The Harvard academic and author on how to defeat “illiberal democracy” and “undemocratic liberalism”.
From one sports shop in Maidenhead to a £2.8bn net-worth and a £90m deal to buy House of Fraser.
In the last year the Unite the Right movement has splintered and its organisational capacity dwindled, but the Overton window is still shifting.
Luck is usually a matter of perspective – yet those who think they have it often end up attracting more success.
We need a return to John Birt’s news strategy of the Eighties, which prioritised expertise and analysis and discarded froth.
There are calls for “Corbynism without Corbyn”: keeping his domestic agenda but discarding his foreign policy baggage.
Private companies now give patients the opportunity to jump the appointments queue.
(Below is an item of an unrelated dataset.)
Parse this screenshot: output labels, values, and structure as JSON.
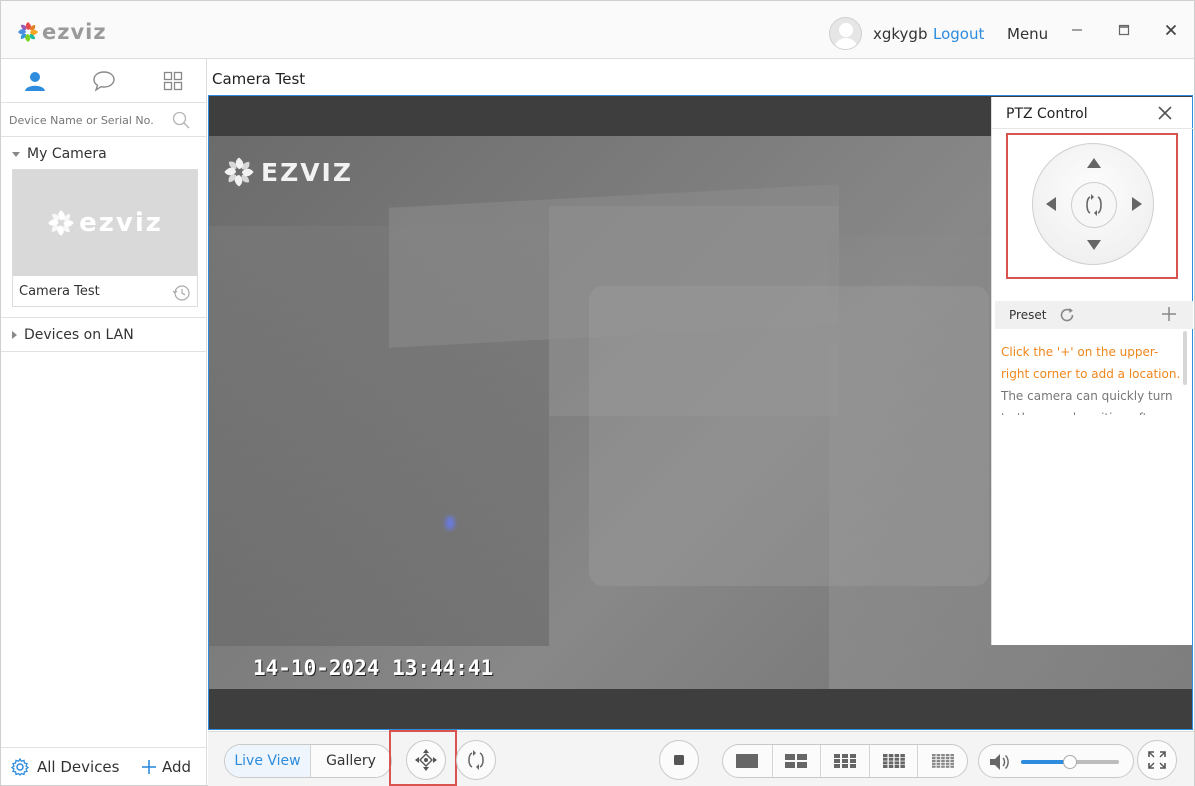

Are we willing to give up our freedom in exchange for efficient, data-driven public services owned and run by tech giants?
Israeli intelligence from the outset occupied a shadow realm, separate from the country’s democratic institutions. A deep state.
When the war finally came to an end, artists on both sides had to face the problem of how to paint the peace.
The album features 14 dense, precise, tightly constructed songs – most refuse a traditional verse/chorus structure for shorter, stranger vignettes.
Clues, maps and unlikely disguises: all narrated in majestic Ondaatjean style.
Milkman is both universal and a distinctly Irish novel, a dark satire with a twist of Beckett.
Ten years on, the aftershocks of the crash threaten the very notion of the nation state.
Edugyan shows there is more to bondage than physical captivity.
The prose is so clear that it feels less like writing and more like a surrendering to memory itself.
All would agree that when children lose their parents it is tragic, yet orphans have so often been neglected and abused.
Between BBC Two’s portrait of Sylvia Plath and Mark Gatiss’s film about the artist John Minton, there was no competition.
BlacKkKlansman is inspired by actual events – or, as the opening titles put it, “Dis joint is based on some fo’ real, fo’ real shit.”
Moral debate and questions of the right to offend dominate this year’s Edinburgh Fringe.
Overshadowed by the 1975 film, this time-passing beach read is late-summer perfection on the radio.
From Joshua Gamson’s The Fabulous Sylvester, I learnt of the birth of the San Francisco gay scene and the counterculture of the late 1960s.
The Russian author turned 15 years in the Gulag into fiction of extraordinary daring. His stories are timely reminders of the human cost of communism.
I nervously leave a message, before reflecting on the fact that Carman died in 2001.
Republicans must protect their national bird, and its homeland, against the dishonour and greed of Trump.
View our print and digital subscription offers: